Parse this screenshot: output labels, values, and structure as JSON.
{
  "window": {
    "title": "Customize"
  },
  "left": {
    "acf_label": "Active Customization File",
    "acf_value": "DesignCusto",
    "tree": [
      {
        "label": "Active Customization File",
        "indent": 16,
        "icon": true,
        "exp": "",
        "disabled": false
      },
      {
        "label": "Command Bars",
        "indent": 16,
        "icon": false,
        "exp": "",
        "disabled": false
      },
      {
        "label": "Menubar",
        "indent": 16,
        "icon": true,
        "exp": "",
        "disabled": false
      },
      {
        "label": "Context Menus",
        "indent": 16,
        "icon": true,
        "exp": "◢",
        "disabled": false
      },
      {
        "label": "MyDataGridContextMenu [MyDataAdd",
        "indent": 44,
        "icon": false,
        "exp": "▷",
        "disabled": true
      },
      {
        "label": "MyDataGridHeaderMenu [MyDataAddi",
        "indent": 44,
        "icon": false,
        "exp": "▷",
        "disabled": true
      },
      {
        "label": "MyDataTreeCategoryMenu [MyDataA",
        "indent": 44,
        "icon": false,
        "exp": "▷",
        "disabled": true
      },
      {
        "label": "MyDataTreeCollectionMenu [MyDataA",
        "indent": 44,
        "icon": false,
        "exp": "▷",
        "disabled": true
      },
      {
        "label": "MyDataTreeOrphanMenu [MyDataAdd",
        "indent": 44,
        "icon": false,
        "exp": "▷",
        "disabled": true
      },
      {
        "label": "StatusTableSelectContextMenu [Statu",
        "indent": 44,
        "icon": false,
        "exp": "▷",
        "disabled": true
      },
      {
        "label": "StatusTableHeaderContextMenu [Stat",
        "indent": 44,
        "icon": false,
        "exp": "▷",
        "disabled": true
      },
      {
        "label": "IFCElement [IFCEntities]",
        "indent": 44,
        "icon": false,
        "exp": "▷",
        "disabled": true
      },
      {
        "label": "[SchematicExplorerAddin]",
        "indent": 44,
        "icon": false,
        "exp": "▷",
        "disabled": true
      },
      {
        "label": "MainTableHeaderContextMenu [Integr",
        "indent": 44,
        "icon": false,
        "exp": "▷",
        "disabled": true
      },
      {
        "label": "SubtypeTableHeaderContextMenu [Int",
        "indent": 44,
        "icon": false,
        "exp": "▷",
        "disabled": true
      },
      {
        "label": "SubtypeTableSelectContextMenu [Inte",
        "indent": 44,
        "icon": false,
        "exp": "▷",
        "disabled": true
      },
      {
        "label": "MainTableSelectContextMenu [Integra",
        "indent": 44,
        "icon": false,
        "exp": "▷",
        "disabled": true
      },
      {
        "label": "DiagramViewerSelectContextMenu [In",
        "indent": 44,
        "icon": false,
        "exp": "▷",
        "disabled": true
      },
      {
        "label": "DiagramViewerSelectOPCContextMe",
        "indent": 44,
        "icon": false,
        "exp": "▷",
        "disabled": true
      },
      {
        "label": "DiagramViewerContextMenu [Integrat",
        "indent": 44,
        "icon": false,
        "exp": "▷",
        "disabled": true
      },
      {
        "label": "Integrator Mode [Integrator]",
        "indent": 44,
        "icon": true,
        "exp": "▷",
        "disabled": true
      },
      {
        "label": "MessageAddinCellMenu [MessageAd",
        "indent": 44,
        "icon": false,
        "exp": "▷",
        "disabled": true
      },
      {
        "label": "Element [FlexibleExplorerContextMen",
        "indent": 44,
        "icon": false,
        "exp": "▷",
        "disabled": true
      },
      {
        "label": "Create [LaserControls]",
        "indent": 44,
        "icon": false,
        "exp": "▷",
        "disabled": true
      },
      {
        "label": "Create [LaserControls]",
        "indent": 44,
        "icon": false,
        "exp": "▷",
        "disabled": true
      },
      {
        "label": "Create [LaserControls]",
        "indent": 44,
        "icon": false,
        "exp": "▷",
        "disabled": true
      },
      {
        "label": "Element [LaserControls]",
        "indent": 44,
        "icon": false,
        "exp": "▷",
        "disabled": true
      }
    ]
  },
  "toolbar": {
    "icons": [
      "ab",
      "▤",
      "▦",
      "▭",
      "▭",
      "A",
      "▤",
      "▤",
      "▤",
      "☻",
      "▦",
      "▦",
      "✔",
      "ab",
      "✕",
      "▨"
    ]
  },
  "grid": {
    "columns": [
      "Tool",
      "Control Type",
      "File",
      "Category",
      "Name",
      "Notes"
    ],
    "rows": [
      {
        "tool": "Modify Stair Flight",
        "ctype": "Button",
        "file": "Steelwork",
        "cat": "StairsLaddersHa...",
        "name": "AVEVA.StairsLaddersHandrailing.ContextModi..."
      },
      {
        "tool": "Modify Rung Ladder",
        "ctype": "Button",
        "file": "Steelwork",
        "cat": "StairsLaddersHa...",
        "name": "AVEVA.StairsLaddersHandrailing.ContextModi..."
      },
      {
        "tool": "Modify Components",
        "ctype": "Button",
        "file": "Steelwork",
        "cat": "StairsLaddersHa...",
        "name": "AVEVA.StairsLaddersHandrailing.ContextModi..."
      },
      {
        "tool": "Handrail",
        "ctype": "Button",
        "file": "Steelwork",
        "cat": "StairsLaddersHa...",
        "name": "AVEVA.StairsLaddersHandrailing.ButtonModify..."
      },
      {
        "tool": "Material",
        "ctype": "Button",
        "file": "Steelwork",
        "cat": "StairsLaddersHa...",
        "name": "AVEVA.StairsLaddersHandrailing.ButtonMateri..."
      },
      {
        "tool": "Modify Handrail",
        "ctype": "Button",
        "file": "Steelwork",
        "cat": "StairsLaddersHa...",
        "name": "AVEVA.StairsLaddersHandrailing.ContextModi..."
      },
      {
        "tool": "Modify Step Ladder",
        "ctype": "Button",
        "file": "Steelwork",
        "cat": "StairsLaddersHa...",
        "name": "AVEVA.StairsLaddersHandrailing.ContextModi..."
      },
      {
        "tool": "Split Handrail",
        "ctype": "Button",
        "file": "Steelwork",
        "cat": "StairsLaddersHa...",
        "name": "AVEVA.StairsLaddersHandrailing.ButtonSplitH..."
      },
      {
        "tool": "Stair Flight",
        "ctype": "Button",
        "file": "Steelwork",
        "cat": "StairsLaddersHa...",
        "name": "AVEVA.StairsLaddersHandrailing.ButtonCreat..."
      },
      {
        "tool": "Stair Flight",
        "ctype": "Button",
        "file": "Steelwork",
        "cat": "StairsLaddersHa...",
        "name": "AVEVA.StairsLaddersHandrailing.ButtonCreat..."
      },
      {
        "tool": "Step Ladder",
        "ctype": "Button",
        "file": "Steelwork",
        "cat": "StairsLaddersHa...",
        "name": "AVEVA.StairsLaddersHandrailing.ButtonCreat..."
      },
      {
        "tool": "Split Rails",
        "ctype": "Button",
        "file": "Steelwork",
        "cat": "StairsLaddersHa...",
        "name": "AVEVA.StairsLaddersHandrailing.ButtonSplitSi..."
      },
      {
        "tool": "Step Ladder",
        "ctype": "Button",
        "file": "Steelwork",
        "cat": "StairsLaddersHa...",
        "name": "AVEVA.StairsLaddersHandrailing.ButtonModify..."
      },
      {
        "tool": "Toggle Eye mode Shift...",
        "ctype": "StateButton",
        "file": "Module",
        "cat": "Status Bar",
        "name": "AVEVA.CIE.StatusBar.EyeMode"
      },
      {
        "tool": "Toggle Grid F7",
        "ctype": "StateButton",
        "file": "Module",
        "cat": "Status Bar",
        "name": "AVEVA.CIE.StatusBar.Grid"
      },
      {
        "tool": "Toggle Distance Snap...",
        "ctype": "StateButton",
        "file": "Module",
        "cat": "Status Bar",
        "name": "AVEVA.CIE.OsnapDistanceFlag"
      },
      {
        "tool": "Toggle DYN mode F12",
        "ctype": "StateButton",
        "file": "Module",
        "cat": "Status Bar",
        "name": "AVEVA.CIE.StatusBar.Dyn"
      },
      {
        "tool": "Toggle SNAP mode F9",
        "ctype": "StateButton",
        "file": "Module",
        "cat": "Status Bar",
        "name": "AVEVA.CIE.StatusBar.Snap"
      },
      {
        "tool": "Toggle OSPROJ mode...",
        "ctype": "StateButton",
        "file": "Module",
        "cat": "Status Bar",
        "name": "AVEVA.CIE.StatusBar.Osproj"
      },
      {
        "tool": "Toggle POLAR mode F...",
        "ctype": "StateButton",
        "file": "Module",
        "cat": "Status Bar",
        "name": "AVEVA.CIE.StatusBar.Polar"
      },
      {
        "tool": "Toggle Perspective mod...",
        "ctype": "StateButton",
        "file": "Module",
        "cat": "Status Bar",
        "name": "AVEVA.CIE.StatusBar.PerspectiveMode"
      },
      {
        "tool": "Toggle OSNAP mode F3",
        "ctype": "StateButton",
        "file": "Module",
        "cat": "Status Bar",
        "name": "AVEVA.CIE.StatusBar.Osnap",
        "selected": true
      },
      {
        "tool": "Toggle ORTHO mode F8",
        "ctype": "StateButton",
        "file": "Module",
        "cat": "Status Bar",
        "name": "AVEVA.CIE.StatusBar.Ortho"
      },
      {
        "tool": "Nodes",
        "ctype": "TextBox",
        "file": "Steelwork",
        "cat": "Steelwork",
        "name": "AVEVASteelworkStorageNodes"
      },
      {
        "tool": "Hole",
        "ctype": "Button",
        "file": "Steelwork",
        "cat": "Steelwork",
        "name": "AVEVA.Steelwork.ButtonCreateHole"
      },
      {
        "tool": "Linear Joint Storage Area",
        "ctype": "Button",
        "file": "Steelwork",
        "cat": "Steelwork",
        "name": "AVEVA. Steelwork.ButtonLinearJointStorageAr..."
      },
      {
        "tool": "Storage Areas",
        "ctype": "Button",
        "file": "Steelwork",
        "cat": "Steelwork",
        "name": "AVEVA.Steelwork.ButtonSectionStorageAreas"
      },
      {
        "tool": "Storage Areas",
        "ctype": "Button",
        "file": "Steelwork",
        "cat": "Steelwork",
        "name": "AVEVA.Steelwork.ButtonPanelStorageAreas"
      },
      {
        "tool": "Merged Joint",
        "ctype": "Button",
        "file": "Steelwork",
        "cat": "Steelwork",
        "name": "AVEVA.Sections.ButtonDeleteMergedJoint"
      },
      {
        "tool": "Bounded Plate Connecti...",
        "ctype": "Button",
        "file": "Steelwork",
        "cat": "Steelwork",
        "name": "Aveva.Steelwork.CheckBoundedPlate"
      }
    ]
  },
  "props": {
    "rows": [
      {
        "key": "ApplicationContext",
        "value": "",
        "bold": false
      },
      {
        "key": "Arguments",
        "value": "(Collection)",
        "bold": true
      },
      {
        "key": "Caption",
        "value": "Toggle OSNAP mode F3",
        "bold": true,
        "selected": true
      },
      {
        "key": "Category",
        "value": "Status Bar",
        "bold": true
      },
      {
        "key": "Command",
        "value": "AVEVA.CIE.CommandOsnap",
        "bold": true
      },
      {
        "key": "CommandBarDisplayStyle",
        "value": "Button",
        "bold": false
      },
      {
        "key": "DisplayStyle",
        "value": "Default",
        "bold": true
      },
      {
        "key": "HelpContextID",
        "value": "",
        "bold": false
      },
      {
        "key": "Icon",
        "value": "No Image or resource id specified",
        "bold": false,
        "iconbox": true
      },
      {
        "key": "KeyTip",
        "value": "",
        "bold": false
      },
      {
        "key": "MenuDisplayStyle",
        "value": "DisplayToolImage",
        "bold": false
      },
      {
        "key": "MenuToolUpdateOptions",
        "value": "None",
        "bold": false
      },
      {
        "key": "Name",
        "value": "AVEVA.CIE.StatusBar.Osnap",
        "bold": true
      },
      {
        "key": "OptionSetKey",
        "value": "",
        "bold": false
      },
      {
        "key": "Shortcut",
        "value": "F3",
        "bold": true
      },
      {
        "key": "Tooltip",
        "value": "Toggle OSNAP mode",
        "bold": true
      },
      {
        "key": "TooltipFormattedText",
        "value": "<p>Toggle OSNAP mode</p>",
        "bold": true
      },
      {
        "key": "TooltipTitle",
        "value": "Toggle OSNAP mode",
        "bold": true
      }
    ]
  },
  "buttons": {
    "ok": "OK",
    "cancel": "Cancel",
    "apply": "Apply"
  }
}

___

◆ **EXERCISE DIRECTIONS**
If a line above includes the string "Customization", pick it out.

◆ **THE COMPLETED TASK**
    "acf_label": "Active Customization File",
        "label": "Active Customization File",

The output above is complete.